The emotive phrase “Cliff Edge” is understood as “leaving the EU abruptly without adequate preparation”, which, of course, is a bad thing.
But the phrase “Cliff Edge” is usually used interchangeably with another phrase, “no deal”, which means exiting without, either the deal negotiated by Theresa May (the UK PM), which she cannot get approved by the UK Parliament, or some amended version of it which she has failed to come up with so far, and for which she seeks an extension of time.
Unlike “Cliff Edge”, which is bad, this “no [May] deal” is good, because it is this May Deal that has been the obstacle to the UK Government ending the UK Membership of the EU in an orderly way (i.e. without a “cliff edge”).
The UK Government cannot resolve the present “deadlock”, but the EU can. The EU can refuse the UK request for extension of time, and end the UK membership of the EU on 12 April 2019, and without a “cliff edge”.

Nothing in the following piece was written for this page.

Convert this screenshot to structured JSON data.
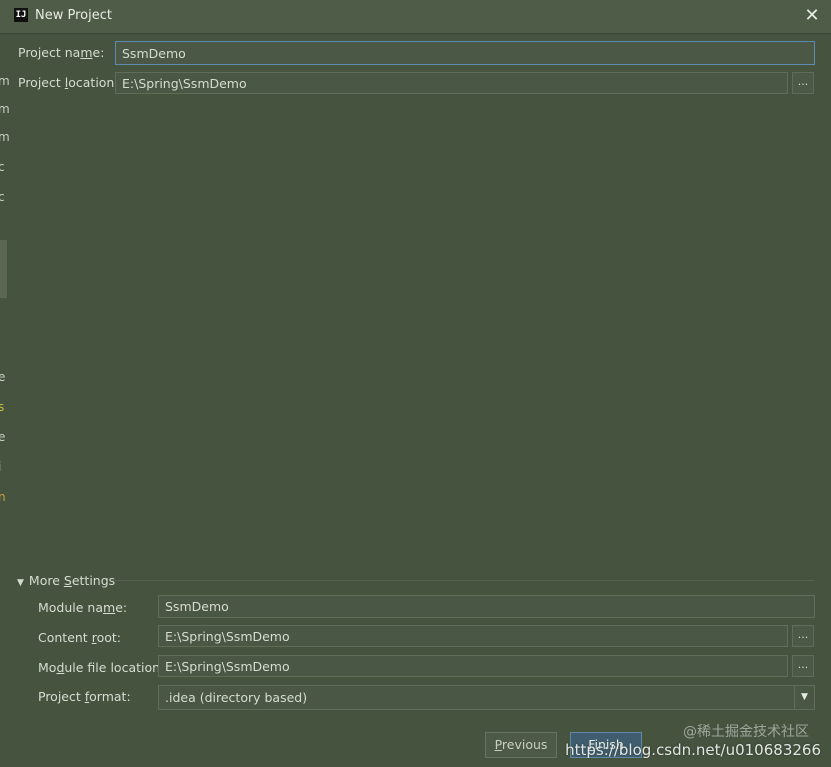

To avoid the “cliff edge” the EU can propose that, while the UK membership will end on 12 April 2019, the EU will not make any substantive changes to the present relations with the UK without giving the UK at least 6 months notice, and it expects the UK to do the same.

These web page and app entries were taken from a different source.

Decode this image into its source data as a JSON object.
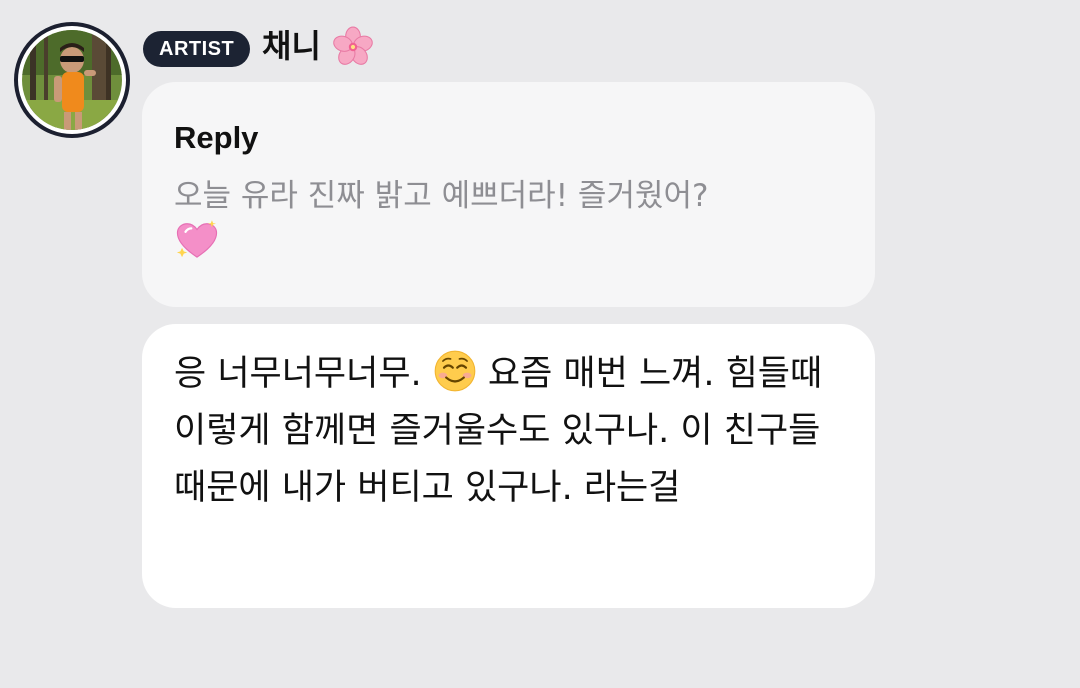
{
  "header": {
    "badge_label": "ARTIST",
    "author_name": "채니"
  },
  "reply": {
    "label": "Reply",
    "quoted_text": "오늘 유라 진짜 밝고 예쁘더라! 즐거웠어?"
  },
  "message": {
    "text_part1": "응 너무너무너무. ",
    "text_part2": " 요즘 매번 느껴. 힘들때 이렇게 함께면 즐거울수도 있구나. 이 친구들 때문에 내가 버티고 있구나. 라는걸"
  },
  "icons": {
    "badge_flower": "cherry-blossom-icon",
    "reply_emoji": "sparkling-heart-icon",
    "message_emoji": "smiling-face-icon"
  },
  "colors": {
    "background": "#e9e9eb",
    "badge": "#1c2333",
    "reply_text": "#8e8e93",
    "bubble": "#ffffff"
  }
}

Such proposal will give both the parties time to make preparations for the changes in their relationships arising out of the termination of the membership, while giving both the sides the freedom to change their relations as they see fit, in their new position of independent administrative entities.
By doing so the EU will do a great favour to the UK and itself by putting an end to the period of confusion and uncertainty which is destroying the UK system of governance and has adverse effect on the EU as well.